Ch 5 Network Layer Essays

Submitted By Antonio-Aguirre
Words: 2852
Pages: 12

Business Data Communications & Networking
Chapter 5
Network and Transport Layers
Outline
Transport Layer Protocols
Network Layer Protocols
Transport Layer Functions
Linking to the application layer
Segmenting
Session Management
Network Layer Functions
Addressing
Routing
TCP/IP Examples
Implications for Management

Network and Transport Layers
Transport Layer
Layer 4 in the Internet model
Links application and network layers
Responsible for segmentation and reassembly
Session management
Responsible for end-to-end delivery of messages
Network Layer
Layer 3 in the Internet model
Responsible for addressing and routing of messages
Protocols
TCP/IP
Originally developed as a single internetworking protocol by Vint Cerf and Bob Kahn in 1974
Later divided into the TCP and IP protocols
Most common protocols of the Internet and in LANs, WANs, and backbone networks

Transport Layer Protocols
Transmission Control Protocol (TCP)
Most common transport layer protocol
PDU called a segment
Used for reliable transmission of data
160 - 192 bits (20 -24 bytes) of overhead
Options field is not required
User Datagram Protocol (UDP)
Operates at the transport layer
PDU called a segment
Used in time-sensitive situations, for control messages, or when reliability is handled by the application layer
32-64 bits (4-8 bytes) of overhead
Source port is optional in IPv4 and IPv6, Checksum is optional in IPv4
Network Layer Protocols
Internet Protocol (IP)
IP version 4 (IPv4)
Most common version of IP used
32-bit addresses (232 or ~4.29 billion possible)
Exhaustion of address space
IP version 6 (IPv6)
128-bit addresses (2128 or ~3.4 × 1038 possible)
Slowly being adopted due to IPv4 exhaustion
Network Protocols
IPv4 Packet
160-192 bits (20-24 bytes) of overhead
Options field rarely used
IPv6 Packet
Fixed Header
320 bits (40 bytes) of overhead
Transport Layer Functions
1. Linking to the application layer
TCP/UDP may serve multiple application layer protocols
Ports used to identify application (2-byte numbers)
Many source/destination ports follow standards
Common port standards
HTTP: TCP port 80
HTTPS: TCP port 443
FTP: TCP ports 20 and 21
SMTP: TCP port 25
IMAP: TCP port 143
POP3: TCP port 110 (more commonly TCP port 995 secure version)
DNS: TCP or UDP port 53 (most commonly UDP)
Transport Layer Functions
Transport Layer Functions

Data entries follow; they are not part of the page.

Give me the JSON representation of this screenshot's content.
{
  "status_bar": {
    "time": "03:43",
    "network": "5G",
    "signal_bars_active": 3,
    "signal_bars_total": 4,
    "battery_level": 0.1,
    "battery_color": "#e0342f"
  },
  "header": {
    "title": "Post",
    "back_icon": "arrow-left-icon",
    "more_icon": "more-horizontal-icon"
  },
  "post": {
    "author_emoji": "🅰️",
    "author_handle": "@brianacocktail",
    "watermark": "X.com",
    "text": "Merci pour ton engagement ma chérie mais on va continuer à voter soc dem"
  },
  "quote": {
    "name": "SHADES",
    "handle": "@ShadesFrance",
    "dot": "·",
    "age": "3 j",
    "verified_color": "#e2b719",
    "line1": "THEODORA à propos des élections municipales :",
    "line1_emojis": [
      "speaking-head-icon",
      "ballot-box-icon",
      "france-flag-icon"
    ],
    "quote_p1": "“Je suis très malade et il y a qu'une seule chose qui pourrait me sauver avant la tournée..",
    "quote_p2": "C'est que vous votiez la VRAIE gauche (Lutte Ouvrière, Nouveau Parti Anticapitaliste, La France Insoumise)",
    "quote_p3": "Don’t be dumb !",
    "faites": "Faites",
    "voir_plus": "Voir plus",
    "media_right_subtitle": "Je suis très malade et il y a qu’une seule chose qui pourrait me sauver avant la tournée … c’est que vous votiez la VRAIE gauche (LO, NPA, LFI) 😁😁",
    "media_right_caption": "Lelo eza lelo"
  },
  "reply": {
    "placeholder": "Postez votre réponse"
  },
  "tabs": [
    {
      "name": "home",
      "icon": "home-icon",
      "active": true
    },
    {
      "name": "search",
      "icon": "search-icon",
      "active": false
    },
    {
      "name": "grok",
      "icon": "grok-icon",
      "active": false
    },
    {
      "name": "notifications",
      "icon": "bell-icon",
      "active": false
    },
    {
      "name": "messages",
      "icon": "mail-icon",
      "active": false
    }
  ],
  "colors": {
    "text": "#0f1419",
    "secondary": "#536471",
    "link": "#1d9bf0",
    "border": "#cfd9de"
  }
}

2. Segmenting
Breaking up large files into smaller segments (and putting them back together)
Segments may be passed individually to application layer or after reassembly
How large are the segments?
Size depends on the network and data link layer protocols
Maximum Segment Size (MSS) is negotiated during TCP handshake
e.g., if the maximum size of the data in an Ethernet frame is 1,500 bytes and TCP and IP use 20 byte headers, the maximum segment size is 1460 bytes
Transport Layer Functions 3. Session management
A session can be thought of as a conversation between two computers or creating a virtual circuit
Using a session to send data is also called connection-oriented messaging (TCP)
Sending messages without establishing a session is connectionless messaging (UDP)
TCP connections are opened using a three-way handshake
SYN
SYN-ACK
ACK
Sessions provide reliable end-to-end connections
Network Layer Functions
Addressing
Used to direct messages from source to destination
Addresses are assigned in various ways (e.g., by system administrators, ICANN, hardware vendors, etc.)
Addresses exist at different layers
Addresses may be translated (resolved) from one layer to another (e.g., DNS, ARP)
Address Type
Example
Example Address
Application layer
Uniform Resource Locator (URL) www.indiana.edu Network layer
IP address
129.79.78.193 (4 bytes)
Data link layer
MAC address
1C-6F-65-F8-33-8A (6 bytes)

Addressing
IPv4 addresses are 32 bits
Most common way to write is using dot-decimal notation
Easier for people to read and remember
Breaks the address into four bytes and writes each byte in decimal notation instead of binary
Example:…